== Segment start ==

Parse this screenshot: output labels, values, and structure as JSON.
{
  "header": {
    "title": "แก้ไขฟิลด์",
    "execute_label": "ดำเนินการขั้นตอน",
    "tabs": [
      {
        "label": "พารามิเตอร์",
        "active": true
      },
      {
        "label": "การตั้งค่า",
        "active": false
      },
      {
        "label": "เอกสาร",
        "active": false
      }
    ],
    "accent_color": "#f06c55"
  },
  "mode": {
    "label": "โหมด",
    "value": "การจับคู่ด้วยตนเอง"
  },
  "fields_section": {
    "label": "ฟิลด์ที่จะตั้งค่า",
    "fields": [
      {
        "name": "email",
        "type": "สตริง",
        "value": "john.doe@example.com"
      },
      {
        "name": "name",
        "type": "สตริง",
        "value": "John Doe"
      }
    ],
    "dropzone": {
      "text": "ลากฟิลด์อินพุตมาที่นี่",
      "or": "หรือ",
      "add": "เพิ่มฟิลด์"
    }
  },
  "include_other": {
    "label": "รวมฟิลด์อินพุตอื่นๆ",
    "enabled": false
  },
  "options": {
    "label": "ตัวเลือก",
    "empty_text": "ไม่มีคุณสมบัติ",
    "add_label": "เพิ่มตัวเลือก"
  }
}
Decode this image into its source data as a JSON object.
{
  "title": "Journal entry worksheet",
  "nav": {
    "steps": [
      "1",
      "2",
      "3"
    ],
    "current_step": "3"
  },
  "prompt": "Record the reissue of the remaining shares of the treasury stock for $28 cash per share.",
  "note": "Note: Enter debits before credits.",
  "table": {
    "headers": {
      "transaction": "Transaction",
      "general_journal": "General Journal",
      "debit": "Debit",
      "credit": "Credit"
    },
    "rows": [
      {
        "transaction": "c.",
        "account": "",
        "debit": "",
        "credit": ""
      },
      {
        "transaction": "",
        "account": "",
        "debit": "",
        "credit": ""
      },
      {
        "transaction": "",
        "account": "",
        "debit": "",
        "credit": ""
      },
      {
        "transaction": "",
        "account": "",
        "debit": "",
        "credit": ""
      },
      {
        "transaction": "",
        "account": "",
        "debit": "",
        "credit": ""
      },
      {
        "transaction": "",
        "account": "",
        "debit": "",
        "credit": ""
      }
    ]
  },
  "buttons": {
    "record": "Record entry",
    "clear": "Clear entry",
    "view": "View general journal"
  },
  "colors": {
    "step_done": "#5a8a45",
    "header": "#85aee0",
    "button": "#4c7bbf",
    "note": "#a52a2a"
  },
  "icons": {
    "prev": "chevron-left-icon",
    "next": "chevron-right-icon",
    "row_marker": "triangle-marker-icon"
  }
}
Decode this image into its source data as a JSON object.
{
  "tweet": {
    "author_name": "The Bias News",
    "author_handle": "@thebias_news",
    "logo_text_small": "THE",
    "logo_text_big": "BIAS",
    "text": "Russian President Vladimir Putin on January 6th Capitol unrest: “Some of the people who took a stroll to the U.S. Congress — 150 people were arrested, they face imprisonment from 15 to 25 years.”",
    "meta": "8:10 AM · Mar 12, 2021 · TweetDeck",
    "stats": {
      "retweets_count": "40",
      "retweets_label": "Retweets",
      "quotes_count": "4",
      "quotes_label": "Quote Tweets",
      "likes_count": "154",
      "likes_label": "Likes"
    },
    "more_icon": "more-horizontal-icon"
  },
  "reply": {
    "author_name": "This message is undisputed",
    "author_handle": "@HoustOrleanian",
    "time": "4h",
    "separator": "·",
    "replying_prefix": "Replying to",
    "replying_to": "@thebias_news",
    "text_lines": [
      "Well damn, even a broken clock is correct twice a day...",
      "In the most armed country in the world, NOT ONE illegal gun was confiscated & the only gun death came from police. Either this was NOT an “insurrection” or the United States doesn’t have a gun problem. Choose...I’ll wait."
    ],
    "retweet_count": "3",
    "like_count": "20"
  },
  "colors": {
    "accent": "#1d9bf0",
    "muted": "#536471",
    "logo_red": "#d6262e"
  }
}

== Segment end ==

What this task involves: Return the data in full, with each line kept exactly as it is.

Finished exercise:
Parse this screenshot: output labels, values, and structure as JSON.
{
  "header": {
    "title": "แก้ไขฟิลด์",
    "execute_label": "ดำเนินการขั้นตอน",
    "tabs": [
      {
        "label": "พารามิเตอร์",
        "active": true
      },
      {
        "label": "การตั้งค่า",
        "active": false
      },
      {
        "label": "เอกสาร",
        "active": false
      }
    ],
    "accent_color": "#f06c55"
  },
  "mode": {
    "label": "โหมด",
    "value": "การจับคู่ด้วยตนเอง"
  },
  "fields_section": {
    "label": "ฟิลด์ที่จะตั้งค่า",
    "fields": [
      {
        "name": "email",
        "type": "สตริง",
        "value": "john.doe@example.com"
      },
      {
        "name": "name",
        "type": "สตริง",
        "value": "John Doe"
      }
    ],
    "dropzone": {
      "text": "ลากฟิลด์อินพุตมาที่นี่",
      "or": "หรือ",
      "add": "เพิ่มฟิลด์"
    }
  },
  "include_other": {
    "label": "รวมฟิลด์อินพุตอื่นๆ",
    "enabled": false
  },
  "options": {
    "label": "ตัวเลือก",
    "empty_text": "ไม่มีคุณสมบัติ",
    "add_label": "เพิ่มตัวเลือก"
  }
}
Decode this image into its source data as a JSON object.
{
  "title": "Journal entry worksheet",
  "nav": {
    "steps": [
      "1",
      "2",
      "3"
    ],
    "current_step": "3"
  },
  "prompt": "Record the reissue of the remaining shares of the treasury stock for $28 cash per share.",
  "note": "Note: Enter debits before credits.",
  "table": {
    "headers": {
      "transaction": "Transaction",
      "general_journal": "General Journal",
      "debit": "Debit",
      "credit": "Credit"
    },
    "rows": [
      {
        "transaction": "c.",
        "account": "",
        "debit": "",
        "credit": ""
      },
      {
        "transaction": "",
        "account": "",
        "debit": "",
        "credit": ""
      },
      {
        "transaction": "",
        "account": "",
        "debit": "",
        "credit": ""
      },
      {
        "transaction": "",
        "account": "",
        "debit": "",
        "credit": ""
      },
      {
        "transaction": "",
        "account": "",
        "debit": "",
        "credit": ""
      },
      {
        "transaction": "",
        "account": "",
        "debit": "",
        "credit": ""
      }
    ]
  },
  "buttons": {
    "record": "Record entry",
    "clear": "Clear entry",
    "view": "View general journal"
  },
  "colors": {
    "step_done": "#5a8a45",
    "header": "#85aee0",
    "button": "#4c7bbf",
    "note": "#a52a2a"
  },
  "icons": {
    "prev": "chevron-left-icon",
    "next": "chevron-right-icon",
    "row_marker": "triangle-marker-icon"
  }
}
Decode this image into its source data as a JSON object.
{
  "tweet": {
    "author_name": "The Bias News",
    "author_handle": "@thebias_news",
    "logo_text_small": "THE",
    "logo_text_big": "BIAS",
    "text": "Russian President Vladimir Putin on January 6th Capitol unrest: “Some of the people who took a stroll to the U.S. Congress — 150 people were arrested, they face imprisonment from 15 to 25 years.”",
    "meta": "8:10 AM · Mar 12, 2021 · TweetDeck",
    "stats": {
      "retweets_count": "40",
      "retweets_label": "Retweets",
      "quotes_count": "4",
      "quotes_label": "Quote Tweets",
      "likes_count": "154",
      "likes_label": "Likes"
    },
    "more_icon": "more-horizontal-icon"
  },
  "reply": {
    "author_name": "This message is undisputed",
    "author_handle": "@HoustOrleanian",
    "time": "4h",
    "separator": "·",
    "replying_prefix": "Replying to",
    "replying_to": "@thebias_news",
    "text_lines": [
      "Well damn, even a broken clock is correct twice a day...",
      "In the most armed country in the world, NOT ONE illegal gun was confiscated & the only gun death came from police. Either this was NOT an “insurrection” or the United States doesn’t have a gun problem. Choose...I’ll wait."
    ],
    "retweet_count": "3",
    "like_count": "20"
  },
  "colors": {
    "accent": "#1d9bf0",
    "muted": "#536471",
    "logo_red": "#d6262e"
  }
}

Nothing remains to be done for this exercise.